[513] present tense.

[514] participle

[515] Winer-Moulton’s Grammar of N.T. Greek (8th ed., 1877).

5–23. Christian Ministers only labourers of more or less efficiency, the substantial work being God’s

6. I have planted, Apollos watered; but God gave the increase] The Apostle would lead his converts to rise from the thought of those who had ministered the Gospel to them, to the thought of Him whom they ministered. Man does but obey the Divine command in his ministerial work, the results are God’s. See note on 1 Corinthians 3:9. It is to be observed that both here and in ch. 1 Corinthians 1:12, St Paul’s account of himself and Apollos is in precise agreement with that of St Luke in the Acts. In Acts 18 we read of the Church of Corinth being founded by St Paul. In the latter part of that chapter and in ch. Acts 19:1, we read of Apollos’ visit to Greece, and his stay at Corinth. The remark in this Epistle is a purely incidental one, but it coincides exactly with the history. St Paul founded the Church, Apollos ‘mightily convinced the Jews and that publicly,’ thus carrying on the work St Paul had begun. See Paley, Horae Paulinae, 1st Ep. to Corinthians 5, who points out the argument derivable from hence for the genuineness of both this Epistle and the Acts.

1 Corinthians 3:6. Ἐφύτευσαἐπότισεν, I planted—he watered) Acts 18:1; Acts 19:1. Afterwards with the same view, he speaks of the foundation and what is reared upon it; of a father, and instructors [ch. 1 Corinthians 4:15].—ηὔξανεν, gave the increase) 1 Corinthians 3:10, at the beginning; Acts 18:27, at the end.

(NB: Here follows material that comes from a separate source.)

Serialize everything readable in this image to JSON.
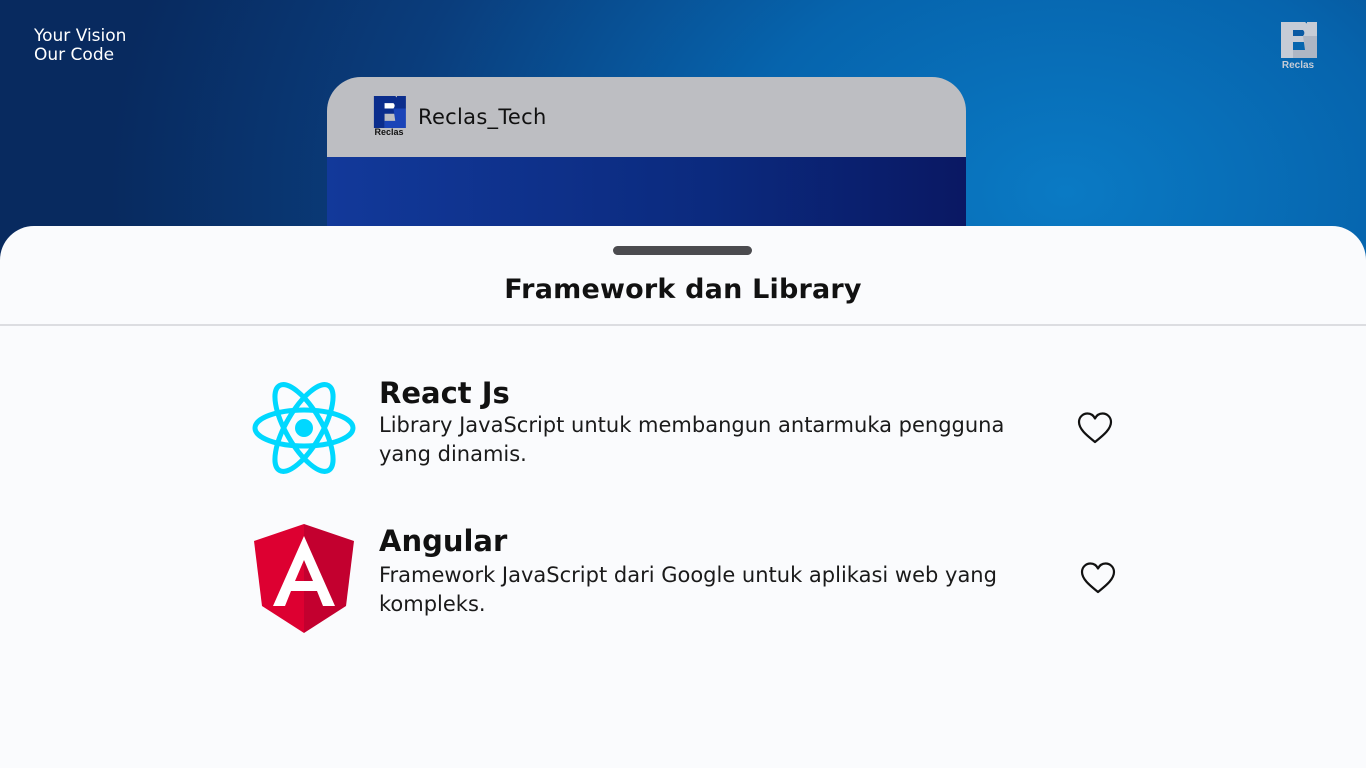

Verse 6. - I planted. St. Paul everywhere recognized that his gift lay pre eminently in the ability to found Churches (comp. Acts 18:1-11; 1 Corinthians 4:15; 1 Corinthians 9:1; 1 Corinthians 15:1). Apollos watered. If, as is now generally believed, Apollos wrote the Epistle to the Hebrews, we see how striking was his power of strengthening the faith of wavering Churches. Eloquence and a deep insight into the meaning of Scripture, enriched by Alexandrian culture, seem to have been his special endowments (Acts 18:24, 27). The reference of the word "watered" to baptism by Augustine (Ep. 48) is one of the numberless instances of Scripture distorted by ecclesiasticism. God gave the increase (comp. 1 Corinthians 15:10; 2 Corinthians 3:5). The thought of every true teacher always is, "Not unto us, O Lord, not unto us, but unto thy Name give the praise" (Psalm 115:1). 1 Corinthians 3:6Planted - watered - gave the increase (ἐφύτευσα - ἐπότισεν - ηὔξανεν)

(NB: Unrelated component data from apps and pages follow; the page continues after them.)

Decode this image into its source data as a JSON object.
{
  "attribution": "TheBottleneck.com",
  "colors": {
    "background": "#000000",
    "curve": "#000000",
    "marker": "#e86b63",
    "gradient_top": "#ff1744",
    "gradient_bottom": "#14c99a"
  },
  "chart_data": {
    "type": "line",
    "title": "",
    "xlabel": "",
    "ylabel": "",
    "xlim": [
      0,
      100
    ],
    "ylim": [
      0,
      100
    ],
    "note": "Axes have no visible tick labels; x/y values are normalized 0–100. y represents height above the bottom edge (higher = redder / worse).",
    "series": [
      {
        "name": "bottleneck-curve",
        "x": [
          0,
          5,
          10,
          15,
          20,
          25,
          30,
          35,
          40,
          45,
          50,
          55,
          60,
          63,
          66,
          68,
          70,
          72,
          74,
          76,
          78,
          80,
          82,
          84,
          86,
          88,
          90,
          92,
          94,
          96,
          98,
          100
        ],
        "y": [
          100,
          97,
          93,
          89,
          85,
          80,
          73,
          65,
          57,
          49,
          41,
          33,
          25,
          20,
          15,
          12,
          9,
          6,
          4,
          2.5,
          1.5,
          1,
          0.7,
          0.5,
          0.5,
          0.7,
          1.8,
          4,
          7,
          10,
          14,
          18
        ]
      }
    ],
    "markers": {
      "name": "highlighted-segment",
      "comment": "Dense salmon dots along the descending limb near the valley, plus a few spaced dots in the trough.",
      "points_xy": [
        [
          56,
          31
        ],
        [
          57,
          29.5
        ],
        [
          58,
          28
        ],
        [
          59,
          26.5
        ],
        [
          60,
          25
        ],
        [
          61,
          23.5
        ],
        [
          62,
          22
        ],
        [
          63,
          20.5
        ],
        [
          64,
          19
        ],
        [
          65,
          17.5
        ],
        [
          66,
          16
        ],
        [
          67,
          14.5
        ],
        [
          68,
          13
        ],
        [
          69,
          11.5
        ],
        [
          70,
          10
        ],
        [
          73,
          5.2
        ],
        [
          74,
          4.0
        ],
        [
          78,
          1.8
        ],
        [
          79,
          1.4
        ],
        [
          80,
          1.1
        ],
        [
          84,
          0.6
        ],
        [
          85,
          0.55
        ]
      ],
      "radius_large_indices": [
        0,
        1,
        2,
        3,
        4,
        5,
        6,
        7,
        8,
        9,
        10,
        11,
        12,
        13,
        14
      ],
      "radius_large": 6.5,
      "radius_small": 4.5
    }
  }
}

The first two verbs are in the aorist tense, marking definite acts; the third is in the imperfect, marking the continued gracious agency of God, and possibly the simultaneousness of His work with that of the two preachers. God was giving the increase while we planted and watered. There is a parallel in the simultaneous work of Satan with that of the preachers of the word as indicated by the continuous presents in Matthew 13:19. See note there.

1 Corinthians 3:6 Interlinear
1 Corinthians 3:6 Parallel Texts

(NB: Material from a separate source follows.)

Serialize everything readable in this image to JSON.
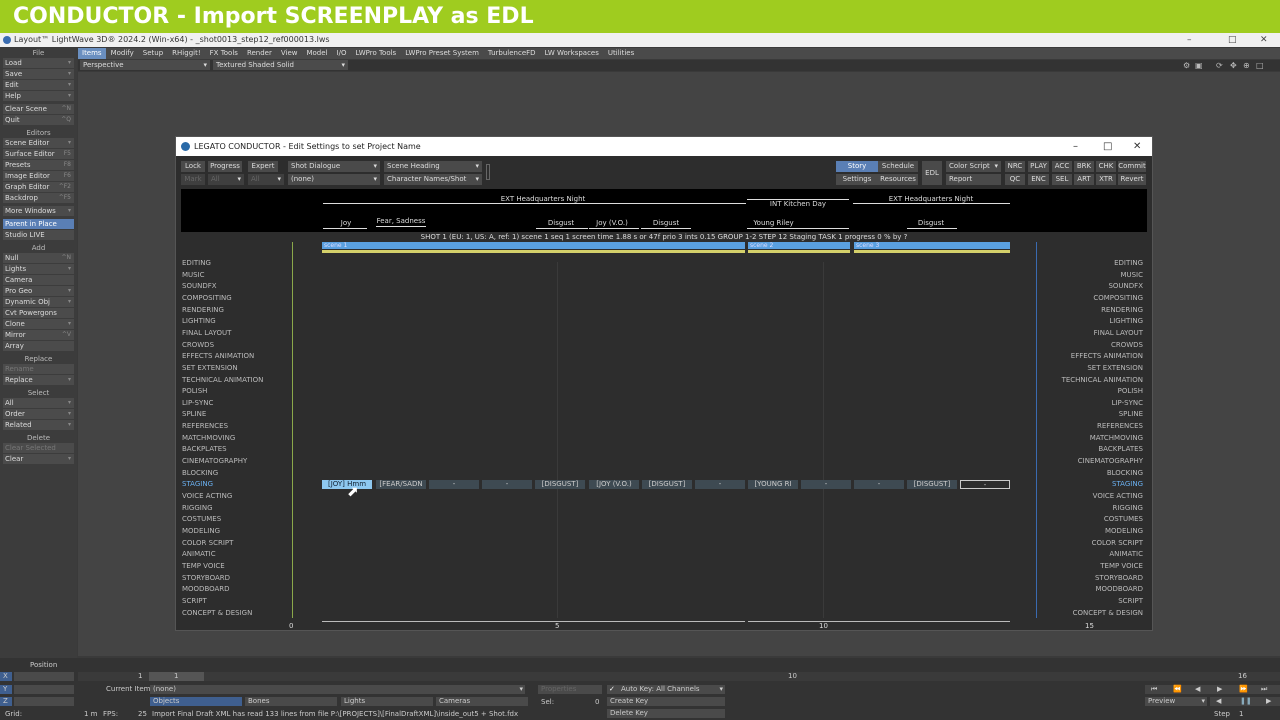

1 Corinthians 3:6 NIV
1 Corinthians 3:6 NLT
1 Corinthians 3:6 ESV
1 Corinthians 3:6 NASB
1 Corinthians 3:6 KJV

1 Corinthians 3:6 Bible Apps
1 Corinthians 3:6 Parallel
1 Corinthians 3:6 Biblia Paralela
1 Corinthians 3:6 Chinese Bible
1 Corinthians 3:6 French Bible
1 Corinthians 3:6 German Bible

Bible Hub

1 Corinthians 3:5
Top of Page
Top of Page